Child mental health and human capital accumulation: The case of ADHD
AbstractOne in five U.S. youngsters has a mental disorder, but we know little about the effects of these disorders on outcomes. We examine U.S. and Canadian children with symptoms of Attention Deficit Hyperactivity Disorder (ADHD), the most common child mental health problem. Our innovations include the use of large nationally representative samples of children, the use of questions administered to all children rather than focusing only on diagnosed cases, and the use of sibling fixed effects to control for omitted variables. We find large negative effects on test scores and schooling attainment suggesting that mental health conditions are a more important determinant of average outcomes than physical health conditions.
Download InfoIf you experience problems downloading a file, check if you have the proper application to view it first. In case of further problems read the IDEAS help page. Note that these files are not on the IDEAS site. Please be patient as the files may be large.
As the access to this document is restricted, you may want to look for a different version under "Related research" (further below) or search for a different version of it.
Bibliographic InfoArticle provided by Elsevier in its journal Journal of Health Economics.
Volume (Year): 25 (2006)
Issue (Month): 6 (November)
Contact details of provider:
Web page: http://www.elsevier.com/locate/inca/505560
Other versions of this item:
- Janet Currie & Mark Stabile, 2004. "Child Mental Health and Human Capital Accumulation: The Case of ADHD," NBER Working Papers 10435, National Bureau of Economic Research, Inc.
Please report citation or reference errors to , or , if you are the registered author of the cited work, log in to your RePEc Author Service profile, click on "citations" and make appropriate adjustments.:
- Martin Dooley & Jennifer Stewart, 2007. "Family income, parenting styles and child behavioural-emotional outcomes," Health Economics, John Wiley & Sons, Ltd., vol. 16(2), pages 145-162.
- Alison Evans Cuellar & Sara Markowitz & Anne M. Libby, 2003. "The Relationships between Mental Health and Substance Abuse Treatment and Juvenile Crime," NBER Working Papers 9952, National Bureau of Economic Research, Inc.
- Richard Frank & Paul Gertler, 1991. "An Assessment of Measurement Error Bias for Estimating the Effect of Mental Distress on Income," Journal of Human Resources, University of Wisconsin Press, vol. 26(1), pages 154-164.
- Paul Gregg & Stephen Machin, 2000.
"Child Development and Success or Failure in the Youth Labor Market,"
in: Youth Employment and Joblessness in Advanced Countries, pages 247-288
National Bureau of Economic Research, Inc.
- Gregg, P. & Machin, S., 2000. "Child development and success or failure in the youth labor market," Open Access publications from University College London http://discovery.ucl.ac.u, University College London.
- Paul Gregg & Stephen Machin, 1998. "Child Development and Success or Failure in the Youth Labour Market," CEP Discussion Papers dp0397, Centre for Economic Performance, LSE.
- Julie Berry Cullen, 1999.
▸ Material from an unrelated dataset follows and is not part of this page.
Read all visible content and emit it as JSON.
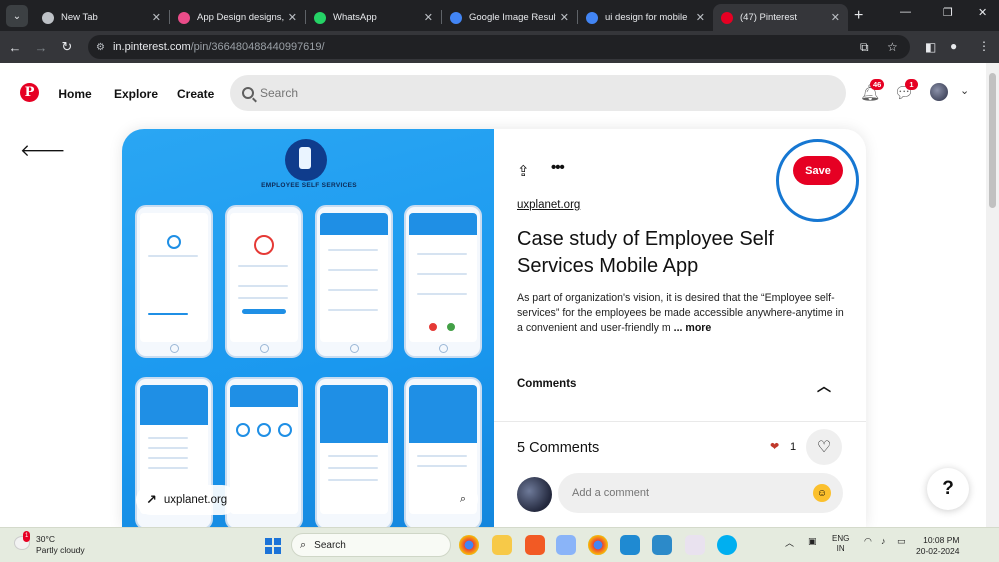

"The Impact of Fiscal Incentives on Student Disability Rates,"
NBER Working Papers
7173, National Bureau of Economic Research, Inc.
- Cullen, Julie Berry, 2003. "The impact of fiscal incentives on student disability rates," Journal of Public Economics, Elsevier, vol. 87(7-8), pages 1557-1589, August.
- Janet Currie & Brigitte C. Madrian, 1998.
"Health, Health Insurance and the Labor Market,"
JCPR Working Papers
27, Northwestern University/University of Chicago Joint Center for Poverty Research.
This item has more than 25 citations. To prevent cluttering this page, these citations are listed on a separate page. reading list or among the top items on IDEAS.Access and download statisticsgeneral information about how to correct material in RePEc.
For technical questions regarding this item, or to correct its authors, title, abstract, bibliographic or download information, contact: (Wendy Shamier).
If you have authored this item and are not yet registered with RePEc, we encourage you to do it here. This allows to link your profile to this item. It also allows you to accept potential citations to this item that we are uncertain about.
If references are entirely missing, you can add them using this form.
If the full references list an item that is present in RePEc, but the system did not link to it, you can help with this form.
If you know of missing items citing this one, you can help us creating those links by adding the relevant references in the same way as above, for each refering item. If you are a registered author of this item, you may also want to check the "citations" tab in your profile, as there may be some citations waiting for confirmation.
Please note that corrections may take a couple of weeks to filter through the various RePEc services.